Dataset rows describing interfaces
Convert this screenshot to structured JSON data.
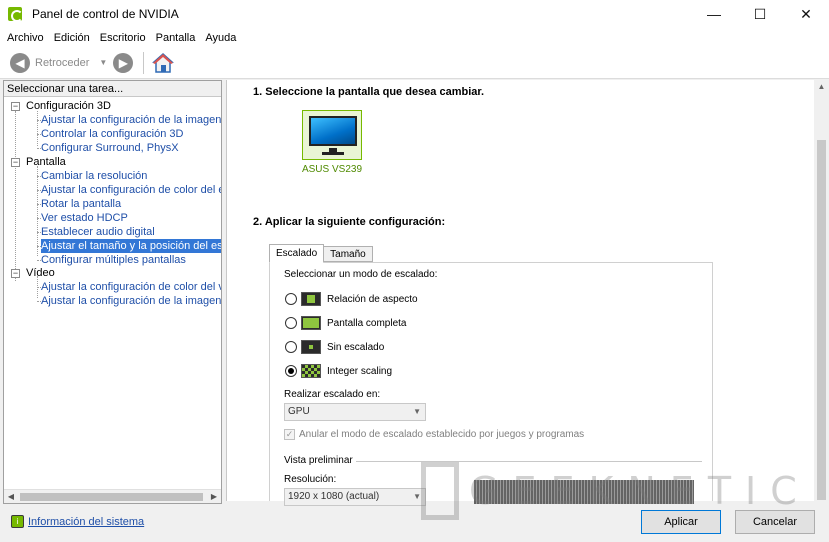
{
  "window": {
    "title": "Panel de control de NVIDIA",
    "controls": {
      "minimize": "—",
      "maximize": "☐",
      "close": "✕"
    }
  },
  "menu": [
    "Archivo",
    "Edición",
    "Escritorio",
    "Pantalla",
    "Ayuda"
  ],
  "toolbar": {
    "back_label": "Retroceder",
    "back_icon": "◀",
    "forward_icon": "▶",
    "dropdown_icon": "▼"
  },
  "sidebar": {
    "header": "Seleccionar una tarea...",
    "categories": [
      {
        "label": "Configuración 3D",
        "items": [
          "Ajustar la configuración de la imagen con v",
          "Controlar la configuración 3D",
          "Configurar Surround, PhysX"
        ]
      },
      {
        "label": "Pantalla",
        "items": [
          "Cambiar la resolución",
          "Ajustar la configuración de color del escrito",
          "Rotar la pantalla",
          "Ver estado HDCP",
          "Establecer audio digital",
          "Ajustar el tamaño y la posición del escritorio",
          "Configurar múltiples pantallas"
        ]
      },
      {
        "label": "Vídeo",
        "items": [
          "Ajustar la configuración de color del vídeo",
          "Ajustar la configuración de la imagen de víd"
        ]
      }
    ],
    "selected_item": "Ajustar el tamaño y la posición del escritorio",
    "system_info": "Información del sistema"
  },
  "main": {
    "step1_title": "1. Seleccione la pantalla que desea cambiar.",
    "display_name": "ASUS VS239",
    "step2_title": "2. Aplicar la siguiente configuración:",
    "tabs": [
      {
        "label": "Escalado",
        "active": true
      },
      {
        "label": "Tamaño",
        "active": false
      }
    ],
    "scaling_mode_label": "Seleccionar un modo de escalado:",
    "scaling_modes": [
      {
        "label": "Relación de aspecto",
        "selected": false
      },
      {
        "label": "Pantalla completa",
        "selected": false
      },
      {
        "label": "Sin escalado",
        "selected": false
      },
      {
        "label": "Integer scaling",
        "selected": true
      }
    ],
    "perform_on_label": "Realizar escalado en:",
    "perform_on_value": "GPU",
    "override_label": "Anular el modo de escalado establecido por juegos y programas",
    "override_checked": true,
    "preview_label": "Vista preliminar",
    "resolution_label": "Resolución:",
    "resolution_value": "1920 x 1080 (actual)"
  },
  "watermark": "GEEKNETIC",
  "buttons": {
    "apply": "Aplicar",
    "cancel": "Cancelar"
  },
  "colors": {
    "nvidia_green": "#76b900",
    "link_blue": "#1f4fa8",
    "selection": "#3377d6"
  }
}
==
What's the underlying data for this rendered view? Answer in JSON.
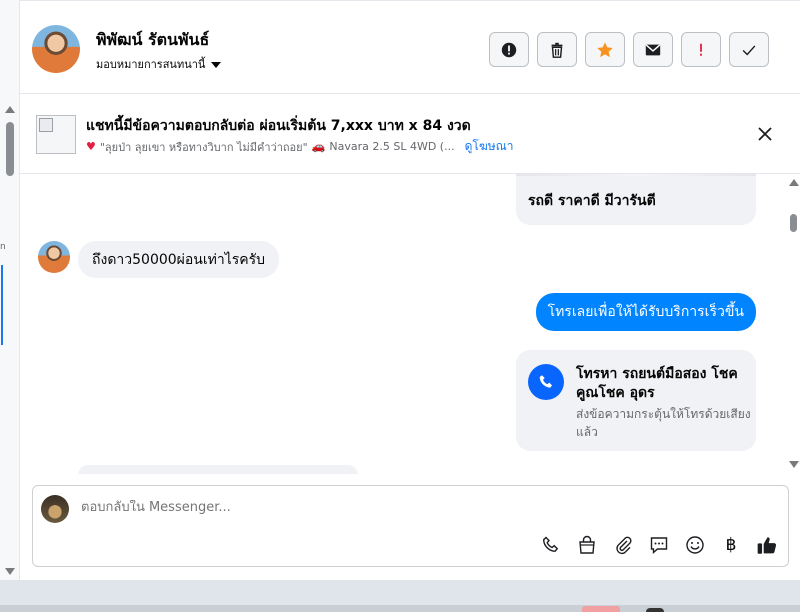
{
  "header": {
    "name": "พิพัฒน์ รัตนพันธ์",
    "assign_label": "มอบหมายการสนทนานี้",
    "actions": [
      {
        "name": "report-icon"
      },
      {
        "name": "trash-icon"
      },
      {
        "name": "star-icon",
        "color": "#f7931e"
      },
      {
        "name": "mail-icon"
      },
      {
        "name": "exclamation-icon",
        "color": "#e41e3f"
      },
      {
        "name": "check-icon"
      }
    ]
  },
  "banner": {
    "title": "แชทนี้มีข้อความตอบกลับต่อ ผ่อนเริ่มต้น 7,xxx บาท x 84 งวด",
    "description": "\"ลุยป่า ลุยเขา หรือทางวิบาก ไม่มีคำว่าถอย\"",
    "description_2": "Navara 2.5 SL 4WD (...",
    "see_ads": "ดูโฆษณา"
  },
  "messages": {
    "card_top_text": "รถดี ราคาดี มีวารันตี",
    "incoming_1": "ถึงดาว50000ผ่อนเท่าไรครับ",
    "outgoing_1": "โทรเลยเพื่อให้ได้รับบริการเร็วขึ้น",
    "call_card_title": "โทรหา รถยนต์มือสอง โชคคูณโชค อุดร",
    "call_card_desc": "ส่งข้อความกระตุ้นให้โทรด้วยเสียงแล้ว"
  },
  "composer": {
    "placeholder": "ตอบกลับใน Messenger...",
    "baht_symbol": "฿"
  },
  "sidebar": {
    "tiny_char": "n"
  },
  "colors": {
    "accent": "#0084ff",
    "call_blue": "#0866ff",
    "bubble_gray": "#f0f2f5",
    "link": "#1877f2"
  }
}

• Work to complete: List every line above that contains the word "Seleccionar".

• Exercise result:
    "header": "Seleccionar una tarea...",
    "scaling_mode_label": "Seleccionar un modo de escalado:",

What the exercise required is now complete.